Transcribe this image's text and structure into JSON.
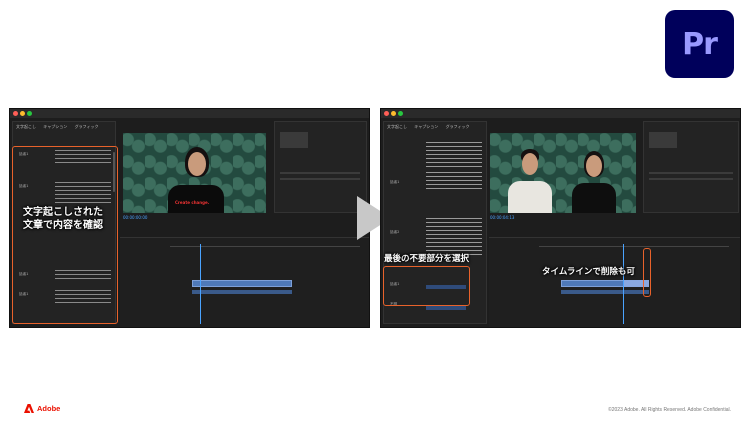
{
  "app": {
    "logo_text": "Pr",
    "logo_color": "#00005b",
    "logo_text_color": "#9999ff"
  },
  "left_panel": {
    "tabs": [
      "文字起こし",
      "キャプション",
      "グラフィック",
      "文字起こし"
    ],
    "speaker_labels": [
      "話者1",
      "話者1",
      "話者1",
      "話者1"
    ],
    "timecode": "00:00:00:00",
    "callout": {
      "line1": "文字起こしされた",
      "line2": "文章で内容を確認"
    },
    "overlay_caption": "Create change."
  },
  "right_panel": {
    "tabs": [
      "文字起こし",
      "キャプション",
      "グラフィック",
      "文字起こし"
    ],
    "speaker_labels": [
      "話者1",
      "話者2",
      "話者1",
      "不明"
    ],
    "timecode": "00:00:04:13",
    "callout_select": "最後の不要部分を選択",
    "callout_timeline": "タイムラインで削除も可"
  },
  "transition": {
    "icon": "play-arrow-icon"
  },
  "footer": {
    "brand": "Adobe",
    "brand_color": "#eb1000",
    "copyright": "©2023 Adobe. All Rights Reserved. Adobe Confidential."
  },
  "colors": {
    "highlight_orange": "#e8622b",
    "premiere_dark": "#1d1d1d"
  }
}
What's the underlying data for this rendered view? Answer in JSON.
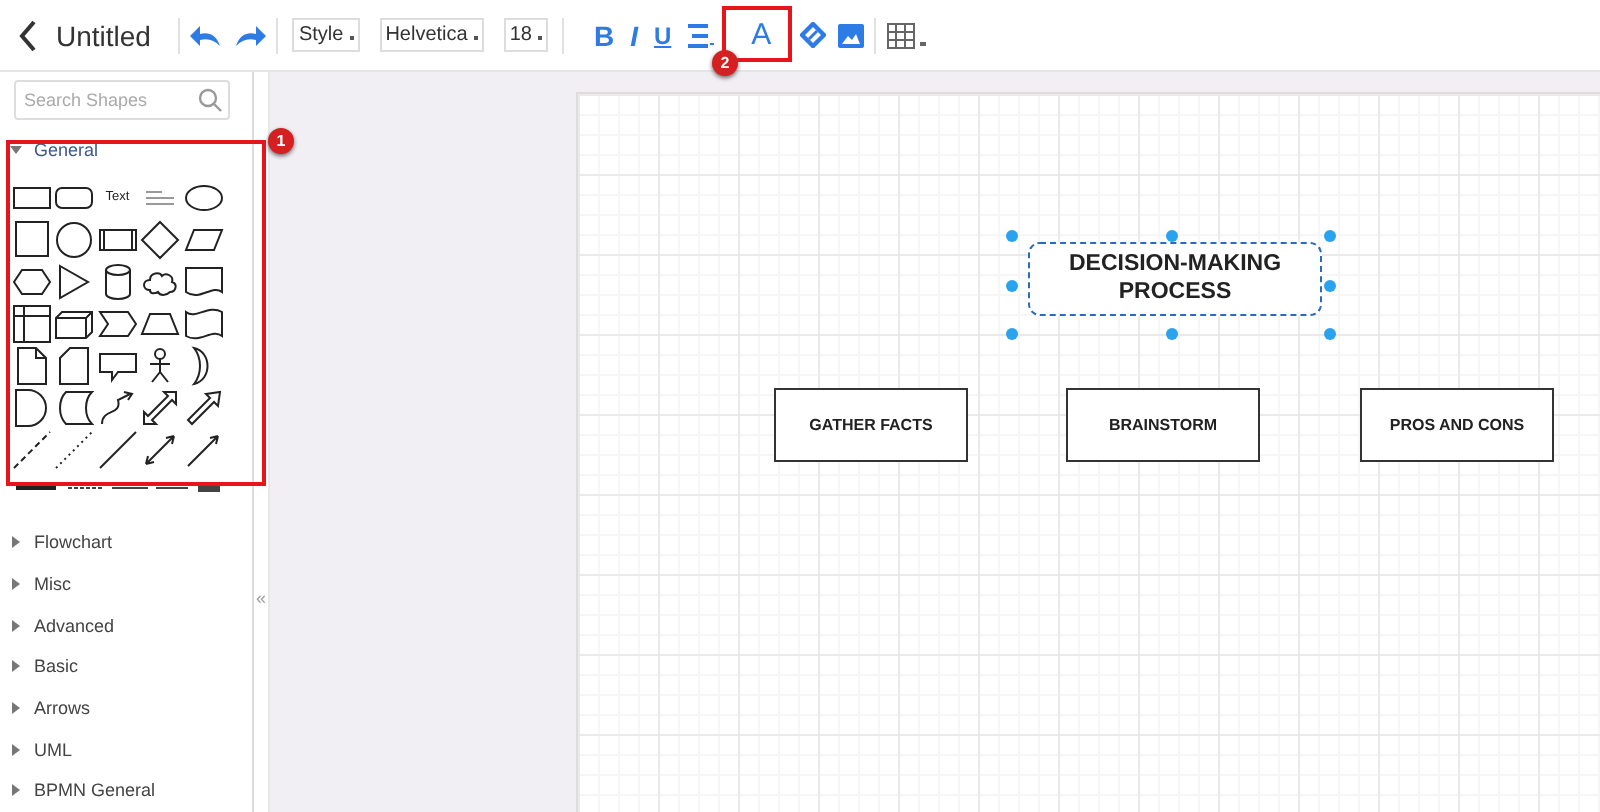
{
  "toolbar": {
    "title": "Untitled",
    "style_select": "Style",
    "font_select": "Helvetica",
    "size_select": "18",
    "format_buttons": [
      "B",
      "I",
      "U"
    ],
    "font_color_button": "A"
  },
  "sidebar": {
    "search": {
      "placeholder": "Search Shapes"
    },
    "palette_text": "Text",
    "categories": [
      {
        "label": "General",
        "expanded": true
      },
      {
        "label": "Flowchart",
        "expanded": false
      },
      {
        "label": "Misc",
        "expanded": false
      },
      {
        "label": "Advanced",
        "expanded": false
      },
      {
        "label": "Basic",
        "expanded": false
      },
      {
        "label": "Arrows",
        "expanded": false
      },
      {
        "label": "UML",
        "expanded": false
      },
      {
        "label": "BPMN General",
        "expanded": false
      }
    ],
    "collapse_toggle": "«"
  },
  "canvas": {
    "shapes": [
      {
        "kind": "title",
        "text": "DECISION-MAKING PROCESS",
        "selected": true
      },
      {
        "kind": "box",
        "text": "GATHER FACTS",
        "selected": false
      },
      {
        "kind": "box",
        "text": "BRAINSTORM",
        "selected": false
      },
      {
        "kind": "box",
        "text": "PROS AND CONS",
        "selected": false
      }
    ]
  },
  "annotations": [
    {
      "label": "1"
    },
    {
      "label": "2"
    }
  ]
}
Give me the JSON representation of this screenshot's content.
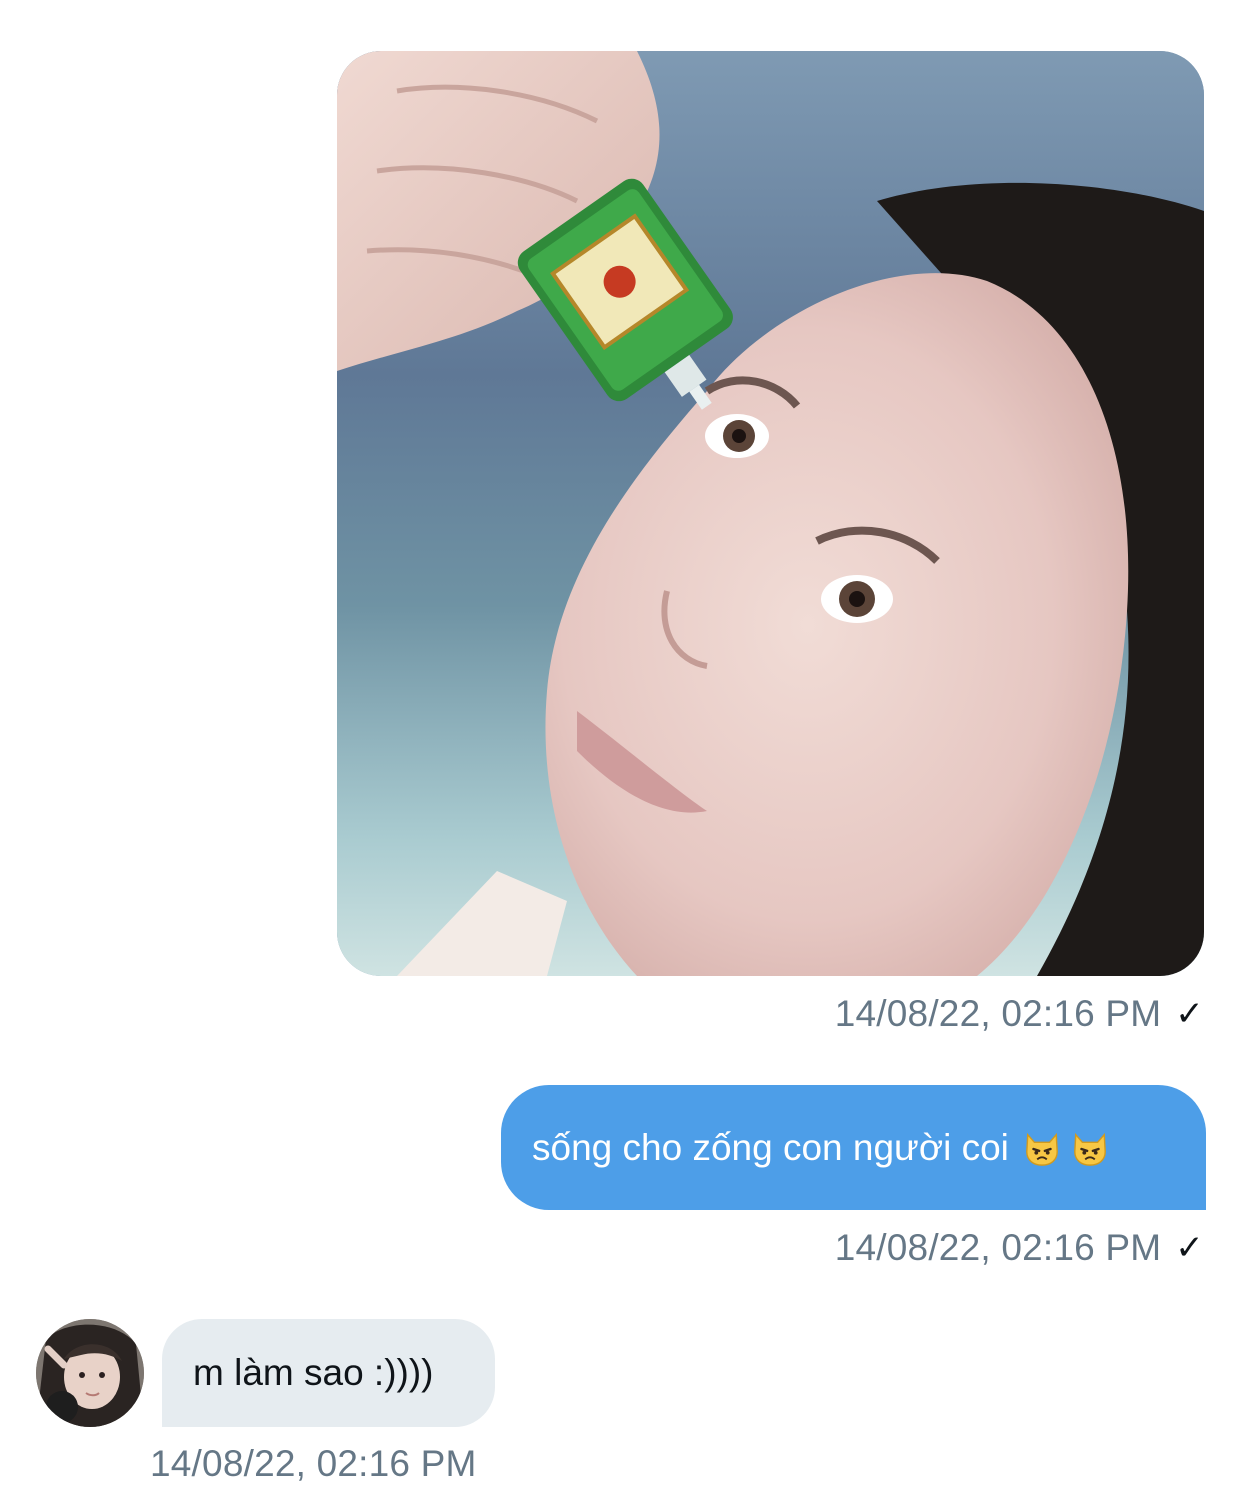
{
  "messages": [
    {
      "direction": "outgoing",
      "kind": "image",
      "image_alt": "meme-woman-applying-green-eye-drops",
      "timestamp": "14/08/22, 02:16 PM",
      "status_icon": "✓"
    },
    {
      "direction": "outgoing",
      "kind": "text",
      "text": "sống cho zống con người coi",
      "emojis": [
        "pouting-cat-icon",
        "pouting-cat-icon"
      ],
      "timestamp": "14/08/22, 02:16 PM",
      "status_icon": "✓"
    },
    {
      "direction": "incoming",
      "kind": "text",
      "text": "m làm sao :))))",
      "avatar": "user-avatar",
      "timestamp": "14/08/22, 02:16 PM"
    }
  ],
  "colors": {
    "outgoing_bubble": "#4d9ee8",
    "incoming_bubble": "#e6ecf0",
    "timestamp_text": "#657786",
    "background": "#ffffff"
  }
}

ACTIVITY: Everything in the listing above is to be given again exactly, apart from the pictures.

TASK RESPONSE:
Transcribe this image's text and structure into JSON.
{
  "app": {
    "logo_text": "Pr",
    "logo_color": "#00005b",
    "logo_text_color": "#9999ff"
  },
  "left_panel": {
    "tabs": [
      "文字起こし",
      "キャプション",
      "グラフィック",
      "文字起こし"
    ],
    "speaker_labels": [
      "話者1",
      "話者1",
      "話者1",
      "話者1"
    ],
    "timecode": "00:00:00:00",
    "callout": {
      "line1": "文字起こしされた",
      "line2": "文章で内容を確認"
    },
    "overlay_caption": "Create change."
  },
  "right_panel": {
    "tabs": [
      "文字起こし",
      "キャプション",
      "グラフィック",
      "文字起こし"
    ],
    "speaker_labels": [
      "話者1",
      "話者2",
      "話者1",
      "不明"
    ],
    "timecode": "00:00:04:13",
    "callout_select": "最後の不要部分を選択",
    "callout_timeline": "タイムラインで削除も可"
  },
  "transition": {
    "icon": "play-arrow-icon"
  },
  "footer": {
    "brand": "Adobe",
    "brand_color": "#eb1000",
    "copyright": "©2023 Adobe. All Rights Reserved. Adobe Confidential."
  },
  "colors": {
    "highlight_orange": "#e8622b",
    "premiere_dark": "#1d1d1d"
  }
}
What's the underlying data for this rendered view? Answer in JSON.
{
  "toolbar": {
    "title": "Untitled",
    "style_select": "Style",
    "font_select": "Helvetica",
    "size_select": "18",
    "format_buttons": [
      "B",
      "I",
      "U"
    ],
    "font_color_button": "A"
  },
  "sidebar": {
    "search": {
      "placeholder": "Search Shapes"
    },
    "palette_text": "Text",
    "categories": [
      {
        "label": "General",
        "expanded": true
      },
      {
        "label": "Flowchart",
        "expanded": false
      },
      {
        "label": "Misc",
        "expanded": false
      },
      {
        "label": "Advanced",
        "expanded": false
      },
      {
        "label": "Basic",
        "expanded": false
      },
      {
        "label": "Arrows",
        "expanded": false
      },
      {
        "label": "UML",
        "expanded": false
      },
      {
        "label": "BPMN General",
        "expanded": false
      }
    ],
    "collapse_toggle": "«"
  },
  "canvas": {
    "shapes": [
      {
        "kind": "title",
        "text": "DECISION-MAKING PROCESS",
        "selected": true
      },
      {
        "kind": "box",
        "text": "GATHER FACTS",
        "selected": false
      },
      {
        "kind": "box",
        "text": "BRAINSTORM",
        "selected": false
      },
      {
        "kind": "box",
        "text": "PROS AND CONS",
        "selected": false
      }
    ]
  },
  "annotations": [
    {
      "label": "1"
    },
    {
      "label": "2"
    }
  ]
}
Give me the JSON representation of this screenshot's content.
{
  "messages": [
    {
      "direction": "outgoing",
      "kind": "image",
      "image_alt": "meme-woman-applying-green-eye-drops",
      "timestamp": "14/08/22, 02:16 PM",
      "status_icon": "✓"
    },
    {
      "direction": "outgoing",
      "kind": "text",
      "text": "sống cho zống con người coi",
      "emojis": [
        "pouting-cat-icon",
        "pouting-cat-icon"
      ],
      "timestamp": "14/08/22, 02:16 PM",
      "status_icon": "✓"
    },
    {
      "direction": "incoming",
      "kind": "text",
      "text": "m làm sao :))))",
      "avatar": "user-avatar",
      "timestamp": "14/08/22, 02:16 PM"
    }
  ],
  "colors": {
    "outgoing_bubble": "#4d9ee8",
    "incoming_bubble": "#e6ecf0",
    "timestamp_text": "#657786",
    "background": "#ffffff"
  }
}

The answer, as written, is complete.